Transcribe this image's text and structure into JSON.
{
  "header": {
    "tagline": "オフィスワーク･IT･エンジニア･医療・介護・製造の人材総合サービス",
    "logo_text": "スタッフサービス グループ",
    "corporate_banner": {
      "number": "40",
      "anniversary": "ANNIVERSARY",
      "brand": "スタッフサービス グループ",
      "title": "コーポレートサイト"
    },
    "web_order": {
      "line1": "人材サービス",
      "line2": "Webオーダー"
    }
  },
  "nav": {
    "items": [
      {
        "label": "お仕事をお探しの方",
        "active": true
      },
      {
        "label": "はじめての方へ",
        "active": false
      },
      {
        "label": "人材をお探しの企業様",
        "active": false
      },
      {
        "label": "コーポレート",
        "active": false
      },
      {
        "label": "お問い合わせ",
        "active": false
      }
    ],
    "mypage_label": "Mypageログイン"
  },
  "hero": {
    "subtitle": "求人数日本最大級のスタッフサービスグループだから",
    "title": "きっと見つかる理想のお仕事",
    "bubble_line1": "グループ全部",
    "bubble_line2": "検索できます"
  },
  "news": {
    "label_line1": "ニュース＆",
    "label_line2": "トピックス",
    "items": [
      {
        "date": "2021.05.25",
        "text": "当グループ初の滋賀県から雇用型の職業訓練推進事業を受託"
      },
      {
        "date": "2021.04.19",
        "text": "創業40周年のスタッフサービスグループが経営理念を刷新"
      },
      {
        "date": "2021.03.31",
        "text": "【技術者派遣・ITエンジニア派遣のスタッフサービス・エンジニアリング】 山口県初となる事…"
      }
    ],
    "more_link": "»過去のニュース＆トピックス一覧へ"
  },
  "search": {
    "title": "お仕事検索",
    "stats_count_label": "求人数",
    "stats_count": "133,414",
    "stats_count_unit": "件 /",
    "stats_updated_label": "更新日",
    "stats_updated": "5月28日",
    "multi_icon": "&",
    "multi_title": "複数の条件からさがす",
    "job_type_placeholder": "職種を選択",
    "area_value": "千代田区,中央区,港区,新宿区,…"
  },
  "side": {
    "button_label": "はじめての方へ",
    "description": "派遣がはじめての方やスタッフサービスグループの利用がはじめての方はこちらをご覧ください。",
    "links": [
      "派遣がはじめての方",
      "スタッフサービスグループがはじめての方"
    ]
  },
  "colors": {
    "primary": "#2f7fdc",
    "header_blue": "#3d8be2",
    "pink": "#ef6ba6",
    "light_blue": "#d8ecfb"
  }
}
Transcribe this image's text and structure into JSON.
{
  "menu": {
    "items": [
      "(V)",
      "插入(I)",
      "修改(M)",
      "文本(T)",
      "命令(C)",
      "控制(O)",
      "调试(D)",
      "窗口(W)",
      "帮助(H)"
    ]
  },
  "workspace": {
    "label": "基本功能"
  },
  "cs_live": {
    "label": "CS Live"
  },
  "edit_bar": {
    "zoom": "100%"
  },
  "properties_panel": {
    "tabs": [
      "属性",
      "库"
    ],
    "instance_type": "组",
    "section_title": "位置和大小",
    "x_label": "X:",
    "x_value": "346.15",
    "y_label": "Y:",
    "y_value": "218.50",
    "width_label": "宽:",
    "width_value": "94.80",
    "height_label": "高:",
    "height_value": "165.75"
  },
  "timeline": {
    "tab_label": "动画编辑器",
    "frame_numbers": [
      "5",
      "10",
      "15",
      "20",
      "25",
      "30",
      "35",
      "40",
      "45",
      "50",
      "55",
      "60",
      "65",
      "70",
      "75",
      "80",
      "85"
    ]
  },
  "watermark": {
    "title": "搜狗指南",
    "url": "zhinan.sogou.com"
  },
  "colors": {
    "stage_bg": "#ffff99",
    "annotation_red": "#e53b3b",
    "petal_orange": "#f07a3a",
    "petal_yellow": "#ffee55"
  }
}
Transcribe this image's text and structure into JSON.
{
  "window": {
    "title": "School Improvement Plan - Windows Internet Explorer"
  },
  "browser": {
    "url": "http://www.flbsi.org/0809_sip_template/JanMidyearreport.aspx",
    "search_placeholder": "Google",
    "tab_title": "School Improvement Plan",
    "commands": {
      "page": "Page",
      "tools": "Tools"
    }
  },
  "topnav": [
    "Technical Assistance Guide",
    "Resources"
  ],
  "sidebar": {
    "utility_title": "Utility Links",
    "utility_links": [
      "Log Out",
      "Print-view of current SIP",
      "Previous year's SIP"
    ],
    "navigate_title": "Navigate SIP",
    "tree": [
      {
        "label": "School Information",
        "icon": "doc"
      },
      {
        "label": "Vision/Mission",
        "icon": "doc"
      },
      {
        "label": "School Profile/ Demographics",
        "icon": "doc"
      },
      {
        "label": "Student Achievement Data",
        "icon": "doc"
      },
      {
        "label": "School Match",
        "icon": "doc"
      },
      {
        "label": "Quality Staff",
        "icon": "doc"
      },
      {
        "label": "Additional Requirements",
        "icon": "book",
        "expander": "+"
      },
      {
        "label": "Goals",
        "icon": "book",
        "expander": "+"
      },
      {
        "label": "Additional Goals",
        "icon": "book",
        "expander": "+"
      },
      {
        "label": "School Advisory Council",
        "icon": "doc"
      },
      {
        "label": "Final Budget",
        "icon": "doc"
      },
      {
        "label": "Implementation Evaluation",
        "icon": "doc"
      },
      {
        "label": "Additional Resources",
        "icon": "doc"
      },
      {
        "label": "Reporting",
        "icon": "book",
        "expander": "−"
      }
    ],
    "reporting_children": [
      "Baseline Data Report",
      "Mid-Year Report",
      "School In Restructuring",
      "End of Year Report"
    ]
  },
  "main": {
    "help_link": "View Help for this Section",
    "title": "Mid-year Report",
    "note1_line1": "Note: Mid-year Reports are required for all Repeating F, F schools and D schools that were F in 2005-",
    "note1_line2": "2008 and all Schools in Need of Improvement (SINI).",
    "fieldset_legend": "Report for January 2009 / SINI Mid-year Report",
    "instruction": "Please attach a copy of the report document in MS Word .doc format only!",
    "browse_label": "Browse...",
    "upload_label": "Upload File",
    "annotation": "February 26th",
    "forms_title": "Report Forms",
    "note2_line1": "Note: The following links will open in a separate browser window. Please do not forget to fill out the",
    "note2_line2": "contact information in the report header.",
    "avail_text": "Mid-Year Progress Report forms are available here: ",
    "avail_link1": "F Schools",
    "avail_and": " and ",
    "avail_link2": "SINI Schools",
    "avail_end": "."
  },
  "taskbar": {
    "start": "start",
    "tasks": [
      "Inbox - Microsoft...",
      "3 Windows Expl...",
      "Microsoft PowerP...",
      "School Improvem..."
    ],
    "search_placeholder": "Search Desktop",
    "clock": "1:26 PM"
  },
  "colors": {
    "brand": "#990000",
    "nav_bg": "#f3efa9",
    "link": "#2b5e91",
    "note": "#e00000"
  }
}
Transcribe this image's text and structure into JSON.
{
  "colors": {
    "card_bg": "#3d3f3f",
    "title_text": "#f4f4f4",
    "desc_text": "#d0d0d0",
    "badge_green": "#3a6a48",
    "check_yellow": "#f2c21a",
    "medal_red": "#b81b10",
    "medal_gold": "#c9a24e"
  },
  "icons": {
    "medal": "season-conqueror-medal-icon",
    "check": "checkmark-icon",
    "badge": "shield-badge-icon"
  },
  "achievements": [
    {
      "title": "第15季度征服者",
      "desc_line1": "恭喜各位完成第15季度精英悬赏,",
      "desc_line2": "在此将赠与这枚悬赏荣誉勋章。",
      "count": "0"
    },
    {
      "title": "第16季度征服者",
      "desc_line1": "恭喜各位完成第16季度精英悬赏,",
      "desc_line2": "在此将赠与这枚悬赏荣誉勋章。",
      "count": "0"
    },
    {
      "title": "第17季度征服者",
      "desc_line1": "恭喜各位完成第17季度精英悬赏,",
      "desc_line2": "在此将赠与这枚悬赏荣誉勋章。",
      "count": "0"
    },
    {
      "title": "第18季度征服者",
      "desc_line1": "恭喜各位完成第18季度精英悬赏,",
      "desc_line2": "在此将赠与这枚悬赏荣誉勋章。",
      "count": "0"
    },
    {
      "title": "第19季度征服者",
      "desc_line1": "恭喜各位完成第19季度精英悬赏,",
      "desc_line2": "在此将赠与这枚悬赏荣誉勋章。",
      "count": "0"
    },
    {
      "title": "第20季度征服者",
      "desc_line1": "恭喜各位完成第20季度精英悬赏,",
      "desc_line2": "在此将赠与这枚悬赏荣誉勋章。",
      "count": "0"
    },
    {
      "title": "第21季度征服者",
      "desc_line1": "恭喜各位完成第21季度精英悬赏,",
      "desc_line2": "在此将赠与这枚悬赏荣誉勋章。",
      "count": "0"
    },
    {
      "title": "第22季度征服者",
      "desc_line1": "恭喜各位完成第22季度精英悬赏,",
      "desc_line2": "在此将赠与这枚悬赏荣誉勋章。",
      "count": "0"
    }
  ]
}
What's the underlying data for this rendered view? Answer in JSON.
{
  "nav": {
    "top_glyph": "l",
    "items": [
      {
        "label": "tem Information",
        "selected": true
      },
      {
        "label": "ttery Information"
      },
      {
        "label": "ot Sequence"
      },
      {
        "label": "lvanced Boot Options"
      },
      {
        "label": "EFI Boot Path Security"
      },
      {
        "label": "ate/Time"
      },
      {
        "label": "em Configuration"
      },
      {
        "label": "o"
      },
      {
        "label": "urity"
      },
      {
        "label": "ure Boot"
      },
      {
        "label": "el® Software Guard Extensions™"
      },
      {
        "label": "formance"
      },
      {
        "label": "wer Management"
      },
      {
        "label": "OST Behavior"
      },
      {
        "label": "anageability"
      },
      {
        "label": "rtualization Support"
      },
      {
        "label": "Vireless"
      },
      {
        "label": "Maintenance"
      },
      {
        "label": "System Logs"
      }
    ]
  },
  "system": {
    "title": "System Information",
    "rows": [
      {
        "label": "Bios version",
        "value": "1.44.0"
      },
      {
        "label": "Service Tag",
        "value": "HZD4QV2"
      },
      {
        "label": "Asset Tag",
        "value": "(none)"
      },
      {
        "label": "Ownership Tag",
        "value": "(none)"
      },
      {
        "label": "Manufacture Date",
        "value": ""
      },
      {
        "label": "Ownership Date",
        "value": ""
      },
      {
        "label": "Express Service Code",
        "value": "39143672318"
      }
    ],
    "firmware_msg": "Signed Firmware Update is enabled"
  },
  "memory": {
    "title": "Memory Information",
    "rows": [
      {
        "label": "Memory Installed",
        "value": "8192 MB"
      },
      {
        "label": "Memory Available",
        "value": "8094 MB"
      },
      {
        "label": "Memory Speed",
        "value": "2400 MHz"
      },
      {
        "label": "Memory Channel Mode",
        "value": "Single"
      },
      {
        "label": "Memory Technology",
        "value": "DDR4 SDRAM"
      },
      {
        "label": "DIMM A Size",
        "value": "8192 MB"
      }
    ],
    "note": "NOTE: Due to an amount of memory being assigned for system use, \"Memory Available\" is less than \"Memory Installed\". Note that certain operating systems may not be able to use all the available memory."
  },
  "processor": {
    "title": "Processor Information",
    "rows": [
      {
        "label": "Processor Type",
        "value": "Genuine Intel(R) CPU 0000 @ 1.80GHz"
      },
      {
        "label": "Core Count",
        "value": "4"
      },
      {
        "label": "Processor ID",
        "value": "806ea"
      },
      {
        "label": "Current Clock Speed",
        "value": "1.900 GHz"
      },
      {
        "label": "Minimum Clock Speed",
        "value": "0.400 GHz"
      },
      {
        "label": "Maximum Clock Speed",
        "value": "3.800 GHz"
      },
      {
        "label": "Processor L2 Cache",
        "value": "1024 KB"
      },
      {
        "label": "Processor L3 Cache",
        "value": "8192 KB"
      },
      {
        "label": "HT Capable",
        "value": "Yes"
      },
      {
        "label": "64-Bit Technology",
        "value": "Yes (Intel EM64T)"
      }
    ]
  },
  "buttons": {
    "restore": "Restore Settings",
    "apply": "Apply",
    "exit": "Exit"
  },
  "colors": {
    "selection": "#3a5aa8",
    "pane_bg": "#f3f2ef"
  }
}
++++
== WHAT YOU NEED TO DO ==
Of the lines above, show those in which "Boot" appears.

== OUTPUT FOR THIS TASK ==
        "label": "lvanced Boot Options"
        "label": "EFI Boot Path Security"
        "label": "ure Boot"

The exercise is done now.